My change in living style has made me more uncomfortable with what I see as “extra” space in my hotel room. Before I went tiny, one of the things I found the most challenging was not feeling too crowded in my hotel room. I typically packed more than I needed for the trip and I often felt cramped when I got settled. When I traveled for work, the best rooms were those that had suites. After all, “I needed” a bedroom, living space and kitchen.
Now that all that space seems unnecessary. Now when I walk in to a hotel room I invariably think…this room is bigger than my house! It’s amazing how extravagant hotel rooms seem after living in a smaller space. While I do still love having a mini fridge in my hotel room, I’m more comfortable in a standard room (which is often still bigger than my tiny house) than I am in a suite.

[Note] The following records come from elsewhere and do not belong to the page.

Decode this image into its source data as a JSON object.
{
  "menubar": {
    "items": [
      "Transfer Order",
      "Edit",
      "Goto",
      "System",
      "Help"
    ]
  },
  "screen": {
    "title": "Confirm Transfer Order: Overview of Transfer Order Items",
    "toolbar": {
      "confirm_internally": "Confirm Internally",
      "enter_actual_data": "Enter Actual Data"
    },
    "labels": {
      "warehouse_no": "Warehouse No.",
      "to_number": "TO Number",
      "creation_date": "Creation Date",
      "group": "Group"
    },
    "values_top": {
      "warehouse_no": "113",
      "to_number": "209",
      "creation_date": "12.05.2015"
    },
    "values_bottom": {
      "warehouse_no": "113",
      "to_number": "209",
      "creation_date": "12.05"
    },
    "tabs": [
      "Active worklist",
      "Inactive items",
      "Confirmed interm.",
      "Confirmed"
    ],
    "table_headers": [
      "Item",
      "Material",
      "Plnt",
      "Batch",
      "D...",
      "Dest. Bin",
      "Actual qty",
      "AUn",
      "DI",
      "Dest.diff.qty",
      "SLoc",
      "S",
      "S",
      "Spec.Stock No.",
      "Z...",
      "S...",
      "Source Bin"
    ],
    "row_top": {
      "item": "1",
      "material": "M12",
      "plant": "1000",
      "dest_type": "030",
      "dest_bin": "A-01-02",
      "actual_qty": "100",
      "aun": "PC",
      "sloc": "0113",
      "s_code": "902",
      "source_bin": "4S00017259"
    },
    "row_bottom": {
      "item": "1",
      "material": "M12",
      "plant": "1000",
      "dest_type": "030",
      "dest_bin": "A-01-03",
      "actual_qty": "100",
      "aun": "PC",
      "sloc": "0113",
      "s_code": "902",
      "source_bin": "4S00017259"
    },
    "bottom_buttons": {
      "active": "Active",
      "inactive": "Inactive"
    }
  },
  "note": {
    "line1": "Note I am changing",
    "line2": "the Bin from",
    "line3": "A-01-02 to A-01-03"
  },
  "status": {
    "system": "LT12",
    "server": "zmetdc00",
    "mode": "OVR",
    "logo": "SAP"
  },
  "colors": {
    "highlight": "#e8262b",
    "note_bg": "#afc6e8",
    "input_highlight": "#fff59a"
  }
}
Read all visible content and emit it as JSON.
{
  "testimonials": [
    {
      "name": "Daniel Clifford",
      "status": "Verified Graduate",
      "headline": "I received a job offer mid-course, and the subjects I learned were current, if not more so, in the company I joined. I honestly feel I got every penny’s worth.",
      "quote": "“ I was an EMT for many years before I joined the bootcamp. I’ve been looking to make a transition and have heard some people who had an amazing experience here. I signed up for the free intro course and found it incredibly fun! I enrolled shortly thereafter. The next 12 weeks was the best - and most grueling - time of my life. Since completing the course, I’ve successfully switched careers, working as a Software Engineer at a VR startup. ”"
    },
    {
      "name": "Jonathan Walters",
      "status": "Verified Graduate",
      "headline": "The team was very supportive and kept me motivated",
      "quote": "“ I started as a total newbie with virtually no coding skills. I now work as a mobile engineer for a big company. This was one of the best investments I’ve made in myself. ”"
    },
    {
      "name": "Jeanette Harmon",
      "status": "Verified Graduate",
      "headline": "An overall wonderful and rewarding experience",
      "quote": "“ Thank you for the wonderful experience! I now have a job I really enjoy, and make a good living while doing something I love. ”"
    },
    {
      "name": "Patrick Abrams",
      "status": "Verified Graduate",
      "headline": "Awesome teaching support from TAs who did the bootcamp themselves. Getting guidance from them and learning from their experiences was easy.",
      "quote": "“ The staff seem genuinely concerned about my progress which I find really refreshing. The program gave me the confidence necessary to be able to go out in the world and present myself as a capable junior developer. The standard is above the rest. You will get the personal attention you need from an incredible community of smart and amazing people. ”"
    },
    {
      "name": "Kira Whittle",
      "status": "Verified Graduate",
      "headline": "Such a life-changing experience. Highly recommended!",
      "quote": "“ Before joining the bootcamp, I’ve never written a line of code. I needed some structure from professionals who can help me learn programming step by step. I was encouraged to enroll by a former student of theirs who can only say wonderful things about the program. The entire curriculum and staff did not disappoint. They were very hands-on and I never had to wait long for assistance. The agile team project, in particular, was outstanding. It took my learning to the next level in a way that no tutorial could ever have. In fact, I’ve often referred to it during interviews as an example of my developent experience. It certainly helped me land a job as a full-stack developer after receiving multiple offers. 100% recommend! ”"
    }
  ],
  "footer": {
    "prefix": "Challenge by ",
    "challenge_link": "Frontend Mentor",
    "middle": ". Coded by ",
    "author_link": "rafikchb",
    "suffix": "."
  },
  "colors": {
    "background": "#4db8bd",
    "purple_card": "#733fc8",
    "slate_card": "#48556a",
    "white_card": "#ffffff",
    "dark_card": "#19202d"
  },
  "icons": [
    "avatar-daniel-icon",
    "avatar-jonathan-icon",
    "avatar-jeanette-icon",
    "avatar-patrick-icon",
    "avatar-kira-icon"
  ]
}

I bring up these two observations because they are unexpected and startling. If you had ask me a year ago if tiny living would fundamentally change me, I’m not sure how I would have answered. However, after 10 months in my tiny house, I realize that it has made me more conscious of how I use space and certainly more appreciative of what I actually need and want to be comfortable.
If you are just starting out on your tiny house journey, make sure you take the time to analyze how you use your current space and how you want to use future space. Make a list of the activities you want to do in your tiny house and make sure you match your tiny house space with your must have list. And the next time you are traveling take the time to pay attention to the space you use in your temporary home. Is it all really necessary? Is there anything you can do without? Taking the time to notice the space around you, will help you immensely when it’s time to design your space and make the transition to a smaller home.
Remember, you can probably live in a lot less space than you think you need!
Until next time,